- [Your goal]
Across the entries below, the lines containing "comparison" should be counted and only their number returned.

- [Available records]
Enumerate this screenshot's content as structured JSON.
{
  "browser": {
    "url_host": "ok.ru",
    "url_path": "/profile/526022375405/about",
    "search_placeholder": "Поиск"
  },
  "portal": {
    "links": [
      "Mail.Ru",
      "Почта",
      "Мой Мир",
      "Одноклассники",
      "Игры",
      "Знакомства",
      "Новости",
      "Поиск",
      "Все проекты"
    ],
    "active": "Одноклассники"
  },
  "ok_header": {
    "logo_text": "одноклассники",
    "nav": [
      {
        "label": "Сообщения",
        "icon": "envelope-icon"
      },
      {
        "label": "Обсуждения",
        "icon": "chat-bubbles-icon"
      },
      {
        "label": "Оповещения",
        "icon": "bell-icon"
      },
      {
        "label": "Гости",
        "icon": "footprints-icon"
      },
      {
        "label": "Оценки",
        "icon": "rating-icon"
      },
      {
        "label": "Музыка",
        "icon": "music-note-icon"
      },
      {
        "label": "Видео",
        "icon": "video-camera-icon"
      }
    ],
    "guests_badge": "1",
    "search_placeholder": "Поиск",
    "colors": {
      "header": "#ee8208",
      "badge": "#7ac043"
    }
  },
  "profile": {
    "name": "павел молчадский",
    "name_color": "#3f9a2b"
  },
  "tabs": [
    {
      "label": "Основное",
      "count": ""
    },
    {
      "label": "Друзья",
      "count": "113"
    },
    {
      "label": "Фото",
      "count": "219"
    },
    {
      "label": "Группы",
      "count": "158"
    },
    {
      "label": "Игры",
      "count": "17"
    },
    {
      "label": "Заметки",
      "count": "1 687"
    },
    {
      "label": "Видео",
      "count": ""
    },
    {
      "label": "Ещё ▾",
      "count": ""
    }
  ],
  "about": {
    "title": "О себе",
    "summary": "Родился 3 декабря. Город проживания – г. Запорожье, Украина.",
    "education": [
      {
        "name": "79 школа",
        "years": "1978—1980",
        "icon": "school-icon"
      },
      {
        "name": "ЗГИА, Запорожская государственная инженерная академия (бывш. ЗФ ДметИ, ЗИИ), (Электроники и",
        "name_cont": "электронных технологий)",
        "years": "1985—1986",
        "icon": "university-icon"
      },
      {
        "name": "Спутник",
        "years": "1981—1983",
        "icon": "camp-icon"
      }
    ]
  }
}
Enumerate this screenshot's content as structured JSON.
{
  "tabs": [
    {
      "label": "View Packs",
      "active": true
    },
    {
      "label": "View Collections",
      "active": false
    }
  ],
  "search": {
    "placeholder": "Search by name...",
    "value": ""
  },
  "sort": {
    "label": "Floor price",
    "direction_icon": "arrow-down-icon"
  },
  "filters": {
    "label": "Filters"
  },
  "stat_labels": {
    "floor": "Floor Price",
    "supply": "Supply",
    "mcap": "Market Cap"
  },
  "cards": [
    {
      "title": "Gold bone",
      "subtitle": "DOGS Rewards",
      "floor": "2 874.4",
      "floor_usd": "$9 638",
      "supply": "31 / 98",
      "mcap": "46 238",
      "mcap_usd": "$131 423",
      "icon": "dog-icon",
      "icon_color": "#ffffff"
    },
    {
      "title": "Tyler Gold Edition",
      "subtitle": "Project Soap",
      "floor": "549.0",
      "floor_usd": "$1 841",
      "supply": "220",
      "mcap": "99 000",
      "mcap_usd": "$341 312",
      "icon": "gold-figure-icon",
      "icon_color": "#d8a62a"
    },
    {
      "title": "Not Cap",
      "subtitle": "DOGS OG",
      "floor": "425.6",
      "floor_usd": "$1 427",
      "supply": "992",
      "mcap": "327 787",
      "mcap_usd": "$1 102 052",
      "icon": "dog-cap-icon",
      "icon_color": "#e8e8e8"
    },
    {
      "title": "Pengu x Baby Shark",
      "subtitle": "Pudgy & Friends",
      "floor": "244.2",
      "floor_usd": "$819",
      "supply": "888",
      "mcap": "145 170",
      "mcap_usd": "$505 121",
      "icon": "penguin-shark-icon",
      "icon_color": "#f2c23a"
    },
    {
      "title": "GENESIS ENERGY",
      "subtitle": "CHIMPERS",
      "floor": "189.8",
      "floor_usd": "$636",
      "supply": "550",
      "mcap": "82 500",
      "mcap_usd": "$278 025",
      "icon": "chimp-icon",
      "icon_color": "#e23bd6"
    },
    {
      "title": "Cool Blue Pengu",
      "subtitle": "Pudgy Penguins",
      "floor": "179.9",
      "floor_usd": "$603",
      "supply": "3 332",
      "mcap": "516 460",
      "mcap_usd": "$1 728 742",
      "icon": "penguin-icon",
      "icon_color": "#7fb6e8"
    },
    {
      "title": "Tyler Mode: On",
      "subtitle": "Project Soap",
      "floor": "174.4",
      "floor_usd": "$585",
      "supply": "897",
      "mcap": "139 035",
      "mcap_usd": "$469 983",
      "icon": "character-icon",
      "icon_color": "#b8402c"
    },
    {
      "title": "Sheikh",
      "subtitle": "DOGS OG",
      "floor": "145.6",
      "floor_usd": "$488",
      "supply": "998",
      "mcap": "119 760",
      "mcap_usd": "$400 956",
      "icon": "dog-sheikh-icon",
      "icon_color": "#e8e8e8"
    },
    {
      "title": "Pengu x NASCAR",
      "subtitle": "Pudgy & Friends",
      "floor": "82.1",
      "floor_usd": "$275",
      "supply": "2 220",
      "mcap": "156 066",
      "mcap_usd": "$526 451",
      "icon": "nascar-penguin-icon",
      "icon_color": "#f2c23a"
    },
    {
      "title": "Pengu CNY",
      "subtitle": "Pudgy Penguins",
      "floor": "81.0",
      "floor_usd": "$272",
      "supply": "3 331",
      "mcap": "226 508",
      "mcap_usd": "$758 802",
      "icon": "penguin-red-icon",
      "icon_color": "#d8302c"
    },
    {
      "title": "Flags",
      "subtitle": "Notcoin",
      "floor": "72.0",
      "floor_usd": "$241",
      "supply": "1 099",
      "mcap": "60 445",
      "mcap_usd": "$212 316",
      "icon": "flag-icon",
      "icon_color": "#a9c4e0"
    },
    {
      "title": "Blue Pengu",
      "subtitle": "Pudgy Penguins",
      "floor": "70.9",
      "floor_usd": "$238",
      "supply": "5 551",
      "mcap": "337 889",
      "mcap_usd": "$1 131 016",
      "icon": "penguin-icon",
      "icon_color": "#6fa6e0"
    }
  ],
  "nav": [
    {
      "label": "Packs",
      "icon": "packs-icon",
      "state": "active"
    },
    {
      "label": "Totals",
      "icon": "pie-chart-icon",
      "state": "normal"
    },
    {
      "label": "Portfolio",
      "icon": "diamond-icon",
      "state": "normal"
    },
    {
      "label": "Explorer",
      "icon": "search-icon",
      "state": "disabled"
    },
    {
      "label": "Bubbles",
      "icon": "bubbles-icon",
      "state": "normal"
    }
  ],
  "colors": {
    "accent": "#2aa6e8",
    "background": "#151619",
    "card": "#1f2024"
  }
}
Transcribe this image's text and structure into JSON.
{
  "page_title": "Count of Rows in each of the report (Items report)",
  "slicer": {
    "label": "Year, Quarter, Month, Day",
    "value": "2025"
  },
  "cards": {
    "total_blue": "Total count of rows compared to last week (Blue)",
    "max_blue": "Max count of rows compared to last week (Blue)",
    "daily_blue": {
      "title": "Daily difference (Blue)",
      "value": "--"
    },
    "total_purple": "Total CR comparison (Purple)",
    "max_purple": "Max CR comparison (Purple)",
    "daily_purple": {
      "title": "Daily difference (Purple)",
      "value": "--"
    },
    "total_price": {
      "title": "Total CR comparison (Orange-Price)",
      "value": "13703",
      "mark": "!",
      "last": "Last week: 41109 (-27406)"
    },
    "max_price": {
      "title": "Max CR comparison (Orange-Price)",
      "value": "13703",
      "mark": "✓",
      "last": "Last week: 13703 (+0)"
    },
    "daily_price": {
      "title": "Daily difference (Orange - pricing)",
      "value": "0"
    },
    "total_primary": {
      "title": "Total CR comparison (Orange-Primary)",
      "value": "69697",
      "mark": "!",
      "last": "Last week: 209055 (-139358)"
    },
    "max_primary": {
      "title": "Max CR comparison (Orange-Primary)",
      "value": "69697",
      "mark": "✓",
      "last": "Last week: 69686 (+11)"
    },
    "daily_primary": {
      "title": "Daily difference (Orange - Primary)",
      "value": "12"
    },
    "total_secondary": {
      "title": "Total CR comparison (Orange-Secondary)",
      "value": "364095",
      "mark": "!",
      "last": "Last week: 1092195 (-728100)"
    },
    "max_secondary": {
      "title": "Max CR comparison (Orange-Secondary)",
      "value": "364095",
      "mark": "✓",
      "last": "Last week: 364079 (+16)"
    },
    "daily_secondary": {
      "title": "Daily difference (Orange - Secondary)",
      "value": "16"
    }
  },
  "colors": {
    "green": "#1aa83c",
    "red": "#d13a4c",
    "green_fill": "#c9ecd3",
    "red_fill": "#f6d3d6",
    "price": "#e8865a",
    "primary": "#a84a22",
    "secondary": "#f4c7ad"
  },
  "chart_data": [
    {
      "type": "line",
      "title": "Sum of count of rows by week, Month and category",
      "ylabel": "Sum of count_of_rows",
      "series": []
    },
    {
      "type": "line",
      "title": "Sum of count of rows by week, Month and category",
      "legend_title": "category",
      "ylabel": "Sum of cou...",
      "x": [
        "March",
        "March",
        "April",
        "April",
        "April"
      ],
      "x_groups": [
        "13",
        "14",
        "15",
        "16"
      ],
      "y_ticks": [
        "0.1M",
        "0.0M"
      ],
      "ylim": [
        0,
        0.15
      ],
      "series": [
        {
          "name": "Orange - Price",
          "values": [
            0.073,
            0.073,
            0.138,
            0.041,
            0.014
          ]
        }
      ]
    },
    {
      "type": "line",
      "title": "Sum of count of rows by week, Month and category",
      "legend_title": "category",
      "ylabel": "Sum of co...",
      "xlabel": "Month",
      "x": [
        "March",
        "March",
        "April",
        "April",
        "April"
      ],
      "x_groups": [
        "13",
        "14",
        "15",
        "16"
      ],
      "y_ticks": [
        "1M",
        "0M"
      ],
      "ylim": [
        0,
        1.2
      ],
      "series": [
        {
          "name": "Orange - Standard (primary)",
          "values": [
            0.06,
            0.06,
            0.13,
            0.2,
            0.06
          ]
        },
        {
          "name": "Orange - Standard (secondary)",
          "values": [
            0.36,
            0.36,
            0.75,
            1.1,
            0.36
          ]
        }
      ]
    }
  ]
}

- [Response]
8